▸ **Problem details**:
Repeat each line of the records below exactly.

▸ **Material provided**:
-*-*-
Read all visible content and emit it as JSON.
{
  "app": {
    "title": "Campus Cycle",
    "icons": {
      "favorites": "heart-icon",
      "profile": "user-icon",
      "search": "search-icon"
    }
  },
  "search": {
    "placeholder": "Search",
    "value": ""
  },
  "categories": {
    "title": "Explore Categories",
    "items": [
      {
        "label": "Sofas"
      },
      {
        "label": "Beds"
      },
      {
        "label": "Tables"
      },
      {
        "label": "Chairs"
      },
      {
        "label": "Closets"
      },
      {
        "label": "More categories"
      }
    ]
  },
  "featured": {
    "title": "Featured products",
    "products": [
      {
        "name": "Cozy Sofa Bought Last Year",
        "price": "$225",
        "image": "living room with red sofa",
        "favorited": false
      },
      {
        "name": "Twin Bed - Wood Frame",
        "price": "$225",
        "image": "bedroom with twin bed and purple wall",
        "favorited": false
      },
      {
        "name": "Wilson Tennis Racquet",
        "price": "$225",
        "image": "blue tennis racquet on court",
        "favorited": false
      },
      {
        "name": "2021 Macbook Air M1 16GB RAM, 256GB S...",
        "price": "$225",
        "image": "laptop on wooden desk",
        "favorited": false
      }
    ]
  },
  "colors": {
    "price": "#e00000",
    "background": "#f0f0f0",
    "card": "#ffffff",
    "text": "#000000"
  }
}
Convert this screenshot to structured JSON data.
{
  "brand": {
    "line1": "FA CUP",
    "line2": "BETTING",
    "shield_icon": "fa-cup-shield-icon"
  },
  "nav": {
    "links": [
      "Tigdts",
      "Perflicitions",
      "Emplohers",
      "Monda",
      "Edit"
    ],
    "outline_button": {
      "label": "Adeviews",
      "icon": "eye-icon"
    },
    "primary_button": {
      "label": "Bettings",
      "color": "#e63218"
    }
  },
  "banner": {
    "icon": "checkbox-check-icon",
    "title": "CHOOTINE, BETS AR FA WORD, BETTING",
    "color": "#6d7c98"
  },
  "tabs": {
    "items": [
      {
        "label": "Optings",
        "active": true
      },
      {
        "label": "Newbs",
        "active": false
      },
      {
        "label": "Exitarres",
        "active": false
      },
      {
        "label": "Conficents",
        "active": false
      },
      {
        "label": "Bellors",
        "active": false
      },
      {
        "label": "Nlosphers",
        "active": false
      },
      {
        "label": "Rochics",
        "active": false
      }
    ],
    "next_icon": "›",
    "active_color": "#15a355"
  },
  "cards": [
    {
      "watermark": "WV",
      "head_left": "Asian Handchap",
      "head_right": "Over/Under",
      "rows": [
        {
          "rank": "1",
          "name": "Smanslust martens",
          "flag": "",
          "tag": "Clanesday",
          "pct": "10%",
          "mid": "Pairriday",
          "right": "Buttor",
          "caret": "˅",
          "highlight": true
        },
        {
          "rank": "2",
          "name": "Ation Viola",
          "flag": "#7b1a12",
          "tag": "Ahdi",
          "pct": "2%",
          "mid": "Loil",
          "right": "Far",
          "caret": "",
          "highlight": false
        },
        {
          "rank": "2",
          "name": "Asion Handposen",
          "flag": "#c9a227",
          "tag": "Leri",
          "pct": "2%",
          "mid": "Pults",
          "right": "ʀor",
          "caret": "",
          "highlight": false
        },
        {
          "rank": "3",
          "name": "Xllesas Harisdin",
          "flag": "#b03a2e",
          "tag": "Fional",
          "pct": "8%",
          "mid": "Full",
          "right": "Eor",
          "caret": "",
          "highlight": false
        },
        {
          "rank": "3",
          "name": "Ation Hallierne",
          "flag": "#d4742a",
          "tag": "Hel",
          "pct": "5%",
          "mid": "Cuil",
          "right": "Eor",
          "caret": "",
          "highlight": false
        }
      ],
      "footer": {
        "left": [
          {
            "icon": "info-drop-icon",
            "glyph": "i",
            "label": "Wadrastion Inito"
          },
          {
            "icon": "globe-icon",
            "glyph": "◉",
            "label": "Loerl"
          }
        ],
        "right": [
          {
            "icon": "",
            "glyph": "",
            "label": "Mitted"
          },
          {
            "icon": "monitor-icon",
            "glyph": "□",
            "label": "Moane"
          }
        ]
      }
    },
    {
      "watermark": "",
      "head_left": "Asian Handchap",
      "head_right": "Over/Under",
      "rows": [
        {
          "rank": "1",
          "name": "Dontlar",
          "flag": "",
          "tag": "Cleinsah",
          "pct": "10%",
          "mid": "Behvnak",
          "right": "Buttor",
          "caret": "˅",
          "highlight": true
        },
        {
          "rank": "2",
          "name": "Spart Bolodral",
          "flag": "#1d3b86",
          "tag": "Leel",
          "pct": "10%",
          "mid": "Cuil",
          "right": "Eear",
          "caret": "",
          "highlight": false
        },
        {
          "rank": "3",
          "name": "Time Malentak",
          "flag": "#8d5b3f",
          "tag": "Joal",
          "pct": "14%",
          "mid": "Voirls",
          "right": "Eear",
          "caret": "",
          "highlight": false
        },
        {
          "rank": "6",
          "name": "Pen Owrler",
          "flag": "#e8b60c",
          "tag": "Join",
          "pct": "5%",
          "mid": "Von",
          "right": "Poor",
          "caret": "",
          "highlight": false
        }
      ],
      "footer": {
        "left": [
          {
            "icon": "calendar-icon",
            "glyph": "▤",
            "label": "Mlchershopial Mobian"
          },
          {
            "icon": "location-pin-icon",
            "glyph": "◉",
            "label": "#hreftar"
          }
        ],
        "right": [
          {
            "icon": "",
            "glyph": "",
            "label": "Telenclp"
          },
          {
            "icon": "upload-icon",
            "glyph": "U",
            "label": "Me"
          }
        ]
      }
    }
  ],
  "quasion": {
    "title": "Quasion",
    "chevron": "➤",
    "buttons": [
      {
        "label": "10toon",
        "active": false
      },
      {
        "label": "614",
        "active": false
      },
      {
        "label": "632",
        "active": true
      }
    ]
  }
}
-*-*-
▸ **Answer section**:
Read all visible content and emit it as JSON.
{
  "app": {
    "title": "Campus Cycle",
    "icons": {
      "favorites": "heart-icon",
      "profile": "user-icon",
      "search": "search-icon"
    }
  },
  "search": {
    "placeholder": "Search",
    "value": ""
  },
  "categories": {
    "title": "Explore Categories",
    "items": [
      {
        "label": "Sofas"
      },
      {
        "label": "Beds"
      },
      {
        "label": "Tables"
      },
      {
        "label": "Chairs"
      },
      {
        "label": "Closets"
      },
      {
        "label": "More categories"
      }
    ]
  },
  "featured": {
    "title": "Featured products",
    "products": [
      {
        "name": "Cozy Sofa Bought Last Year",
        "price": "$225",
        "image": "living room with red sofa",
        "favorited": false
      },
      {
        "name": "Twin Bed - Wood Frame",
        "price": "$225",
        "image": "bedroom with twin bed and purple wall",
        "favorited": false
      },
      {
        "name": "Wilson Tennis Racquet",
        "price": "$225",
        "image": "blue tennis racquet on court",
        "favorited": false
      },
      {
        "name": "2021 Macbook Air M1 16GB RAM, 256GB S...",
        "price": "$225",
        "image": "laptop on wooden desk",
        "favorited": false
      }
    ]
  },
  "colors": {
    "price": "#e00000",
    "background": "#f0f0f0",
    "card": "#ffffff",
    "text": "#000000"
  }
}
Convert this screenshot to structured JSON data.
{
  "brand": {
    "line1": "FA CUP",
    "line2": "BETTING",
    "shield_icon": "fa-cup-shield-icon"
  },
  "nav": {
    "links": [
      "Tigdts",
      "Perflicitions",
      "Emplohers",
      "Monda",
      "Edit"
    ],
    "outline_button": {
      "label": "Adeviews",
      "icon": "eye-icon"
    },
    "primary_button": {
      "label": "Bettings",
      "color": "#e63218"
    }
  },
  "banner": {
    "icon": "checkbox-check-icon",
    "title": "CHOOTINE, BETS AR FA WORD, BETTING",
    "color": "#6d7c98"
  },
  "tabs": {
    "items": [
      {
        "label": "Optings",
        "active": true
      },
      {
        "label": "Newbs",
        "active": false
      },
      {
        "label": "Exitarres",
        "active": false
      },
      {
        "label": "Conficents",
        "active": false
      },
      {
        "label": "Bellors",
        "active": false
      },
      {
        "label": "Nlosphers",
        "active": false
      },
      {
        "label": "Rochics",
        "active": false
      }
    ],
    "next_icon": "›",
    "active_color": "#15a355"
  },
  "cards": [
    {
      "watermark": "WV",
      "head_left": "Asian Handchap",
      "head_right": "Over/Under",
      "rows": [
        {
          "rank": "1",
          "name": "Smanslust martens",
          "flag": "",
          "tag": "Clanesday",
          "pct": "10%",
          "mid": "Pairriday",
          "right": "Buttor",
          "caret": "˅",
          "highlight": true
        },
        {
          "rank": "2",
          "name": "Ation Viola",
          "flag": "#7b1a12",
          "tag": "Ahdi",
          "pct": "2%",
          "mid": "Loil",
          "right": "Far",
          "caret": "",
          "highlight": false
        },
        {
          "rank": "2",
          "name": "Asion Handposen",
          "flag": "#c9a227",
          "tag": "Leri",
          "pct": "2%",
          "mid": "Pults",
          "right": "ʀor",
          "caret": "",
          "highlight": false
        },
        {
          "rank": "3",
          "name": "Xllesas Harisdin",
          "flag": "#b03a2e",
          "tag": "Fional",
          "pct": "8%",
          "mid": "Full",
          "right": "Eor",
          "caret": "",
          "highlight": false
        },
        {
          "rank": "3",
          "name": "Ation Hallierne",
          "flag": "#d4742a",
          "tag": "Hel",
          "pct": "5%",
          "mid": "Cuil",
          "right": "Eor",
          "caret": "",
          "highlight": false
        }
      ],
      "footer": {
        "left": [
          {
            "icon": "info-drop-icon",
            "glyph": "i",
            "label": "Wadrastion Inito"
          },
          {
            "icon": "globe-icon",
            "glyph": "◉",
            "label": "Loerl"
          }
        ],
        "right": [
          {
            "icon": "",
            "glyph": "",
            "label": "Mitted"
          },
          {
            "icon": "monitor-icon",
            "glyph": "□",
            "label": "Moane"
          }
        ]
      }
    },
    {
      "watermark": "",
      "head_left": "Asian Handchap",
      "head_right": "Over/Under",
      "rows": [
        {
          "rank": "1",
          "name": "Dontlar",
          "flag": "",
          "tag": "Cleinsah",
          "pct": "10%",
          "mid": "Behvnak",
          "right": "Buttor",
          "caret": "˅",
          "highlight": true
        },
        {
          "rank": "2",
          "name": "Spart Bolodral",
          "flag": "#1d3b86",
          "tag": "Leel",
          "pct": "10%",
          "mid": "Cuil",
          "right": "Eear",
          "caret": "",
          "highlight": false
        },
        {
          "rank": "3",
          "name": "Time Malentak",
          "flag": "#8d5b3f",
          "tag": "Joal",
          "pct": "14%",
          "mid": "Voirls",
          "right": "Eear",
          "caret": "",
          "highlight": false
        },
        {
          "rank": "6",
          "name": "Pen Owrler",
          "flag": "#e8b60c",
          "tag": "Join",
          "pct": "5%",
          "mid": "Von",
          "right": "Poor",
          "caret": "",
          "highlight": false
        }
      ],
      "footer": {
        "left": [
          {
            "icon": "calendar-icon",
            "glyph": "▤",
            "label": "Mlchershopial Mobian"
          },
          {
            "icon": "location-pin-icon",
            "glyph": "◉",
            "label": "#hreftar"
          }
        ],
        "right": [
          {
            "icon": "",
            "glyph": "",
            "label": "Telenclp"
          },
          {
            "icon": "upload-icon",
            "glyph": "U",
            "label": "Me"
          }
        ]
      }
    }
  ],
  "quasion": {
    "title": "Quasion",
    "chevron": "➤",
    "buttons": [
      {
        "label": "10toon",
        "active": false
      },
      {
        "label": "614",
        "active": false
      },
      {
        "label": "632",
        "active": true
      }
    ]
  }
}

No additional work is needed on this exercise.